Last Friday, seeing in the morning that the snow had overcome my studded tire's ability to grab something solid, I set out to make a DIY zip tie snow tire for my back wheel. I read about how you can do this on the internet. I had been skeptical, but I had a package of 11" zip ties so plenty to get the job done and I figured I had nothing to lose.
The ride to work was difficult, even with the back wheel done up. By the time I got there, I was thinking that I'd found the answer to my question about how someone with rim brakes could possibly work zip ties on the front wheel. (I ride a fixed gear and only have a front brake). Simple. The going is too slow to need a brakes. So I was ready to do up the front tire just like the back, and all I had to do was open the front brake so as to let the ZTs pass through.
Do you think I could find a zip tie anywhere in the building? Nope.
So I bemoaned the fact that I had all the rest of them back home, when it would have been so simple to have carried the unused with me. On the way to work, it was like wrestling a bear. One minute I was on solid ice doing just fine, the next the front tire was turning unpredictably, having run over a soft patch and slipping against some invisible rut below.
At lunch I went downstairs to see how my back tire had fared, worried that I might have lost a zip tie or two. It was still snowing so the ride home would not be any easier. And now that I had no chance to replace any, I was curious to see how many I could have carried as back up to at least have set up the back tire like I had it when I left home.
I was surprised to find that not a single zip tie was still on the tire. Somewhere along the route are all those zip ties. It could have been within the first block. Maybe when the snow melts I'll find them all at the end of my driveway.

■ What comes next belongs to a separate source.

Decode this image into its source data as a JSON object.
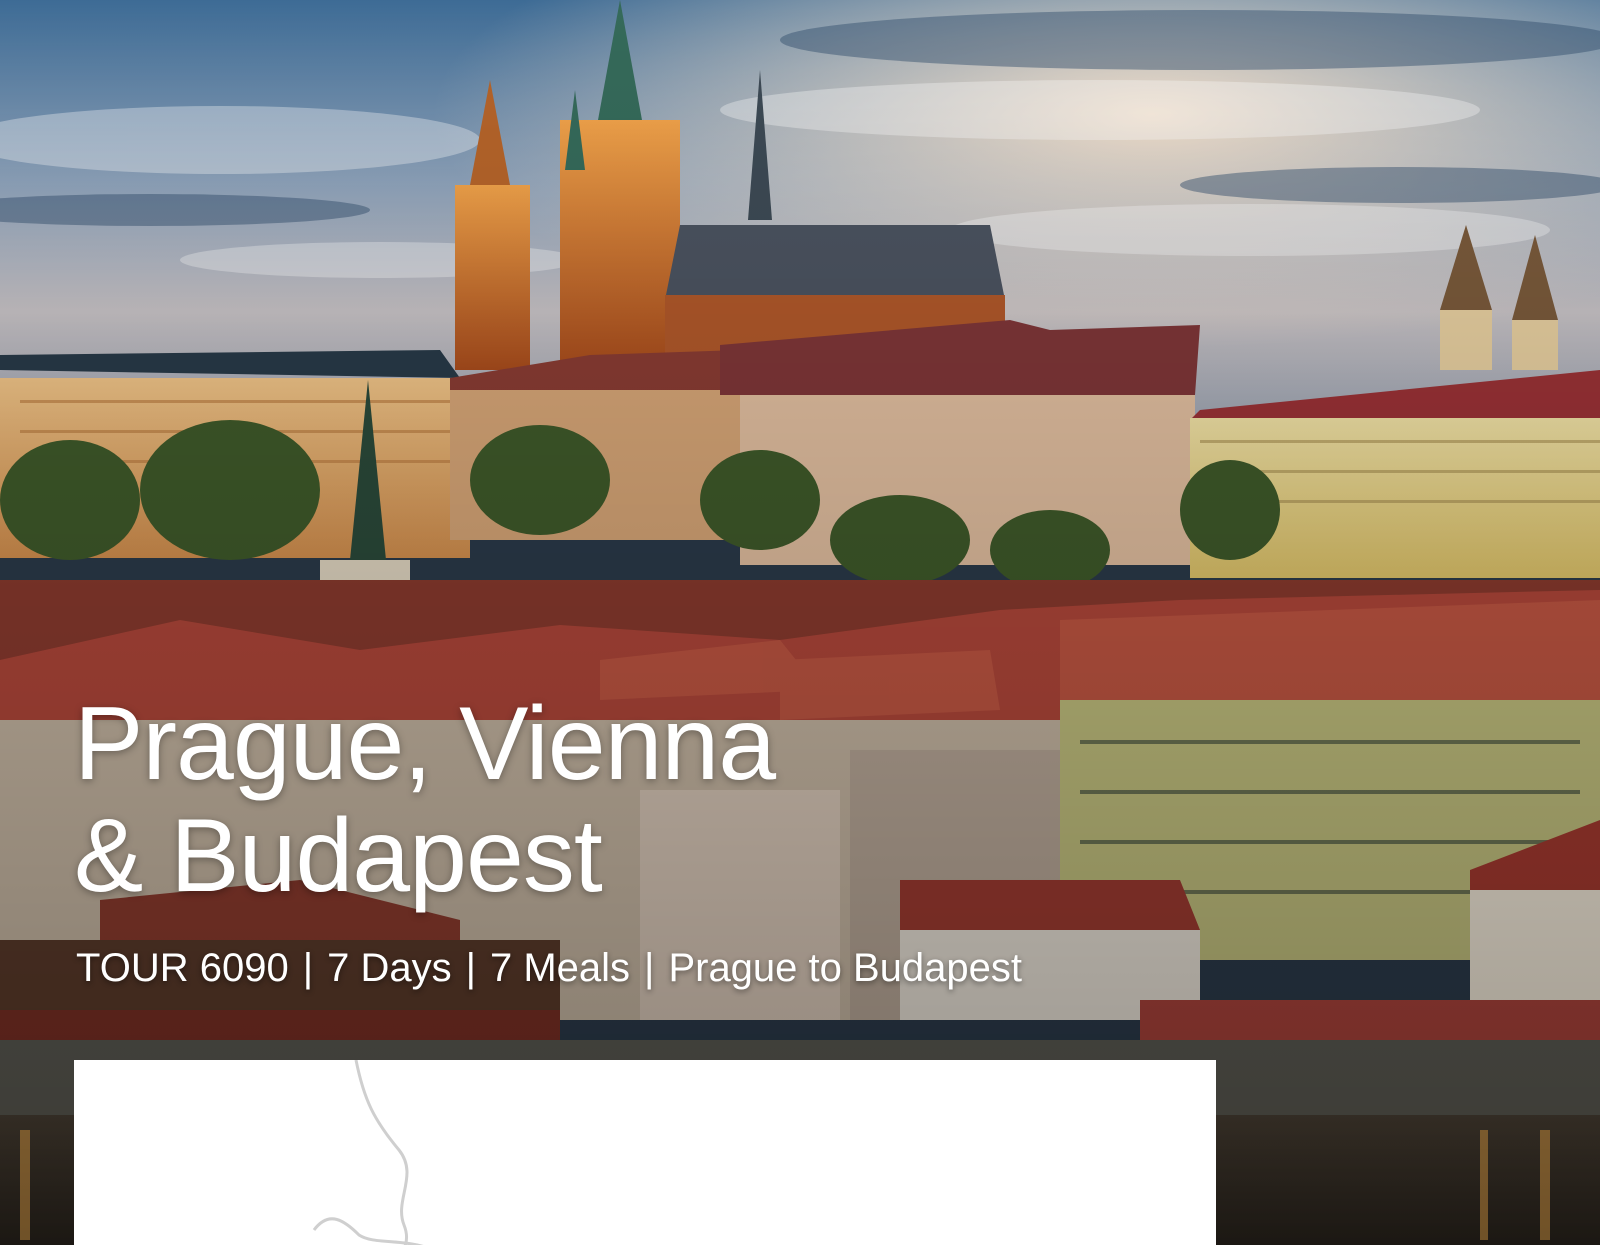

When you think about it, is it surprising that plastic would break in the cold?
An Epic Fail. Dumber even than I originally thought.